Marinoni: Fire in the Frame is playing at the Cinematheque from April 24 to May 3. I cannot wait to watch this charming little movie! Before you go on reading my post, you have been warned that I have a tiny obsession with this man and his bikes. Just saying...
It all started in 2009 and I was looking for a new road bike. Nothing appealed to me. Ok that was a fat lie. A lot appeal to me. Then I saw this sexy number. The bike spoke to me somehow: the curves, the detail with which it was built, echoing the sentiment of road cyclists. I figured it was built in Italy; with a little research, I found out all Marinonis come from the Montreal suburb of Lachenaie. I fell in love with the story of Marinoni bikes.
Giuseppe Marinoni is 75 years old and has been going out cycling for nearly as long. He grew up in the Bergamo region of northern Italy, learning to pedal in the foothills of the Alps - "climbing real mountains," as he calls them. Marinoni was a teenager and cycling was an escape.
The 1960s rolled in and Marinoni took a brief apprenticeship in Milan with Mario Rossin, who at the time was chief frame-builder of the famed Colnago bikes.
"After a month, Mario told me to go. He told me: 'You can figure the rest out yourself; just use your hands.' ''
He held up his fingers, aged and stained with a lifetime of outdoors and bike grease.
"It's all in these hands."
In July 1965, Marinoni emigrated to Quebec and by 1974 had set up shop in Terrebonne with Québécois frame-builder Marc Bouchard, who remains his business partner to this day. Their strategy was simple enough: take the finest Italian tubing (Columbus), components (Campagnolo) and experience (Marinoni), and hand-build Italian-style bikes for the North American market.

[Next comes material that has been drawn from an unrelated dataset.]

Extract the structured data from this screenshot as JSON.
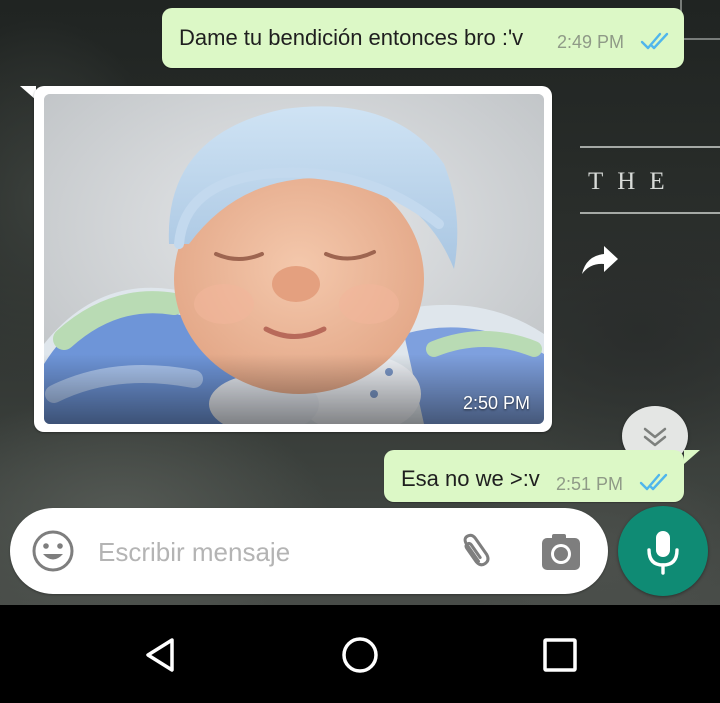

"It was before anyone else over here was doing custom bikes. We never did a single bit of advertising, but still everyone came to us. Word of mouth spreads quickly when you've got something nobody else has."
And word of mouth did spread. That was before Montreal's velodrome had been turned into a zoo and when Canadian cyclists featured prominently on the global racing scene. World champion Gord Singleton, Commonwealth gold medalist Jocelyn Lovell, and, later in the '80s, the great Tour de France stage winner Steve Bauer - Marinoni made bikes for them all.
And Giuseppe Marinoni built and painted my bike, the Polka Dot Princess.
To this day, I am unsure of how it all happened but it happened. I got polka dots painted on my bike. When you purchase a Marinoni bike, you can choose certain colours to customize your bike with, but polka dots are not on the menu. Jokingly I asked the bike owner if I can request polka dots and all he said was "I'll see what I can do for you Mel". I was most certainly not expecting this. When it arrived, apparently Giuseppe phoned the bike shop to make sure that Miss Marinoni has arrived safely.
Yes she has arrived safely and we have been on so many great rides and great stories ever since. This is one bike I will never be able to retire.
Giuseppe Marinoni, it would be an honour to meet you one day... and go for a bike ride together!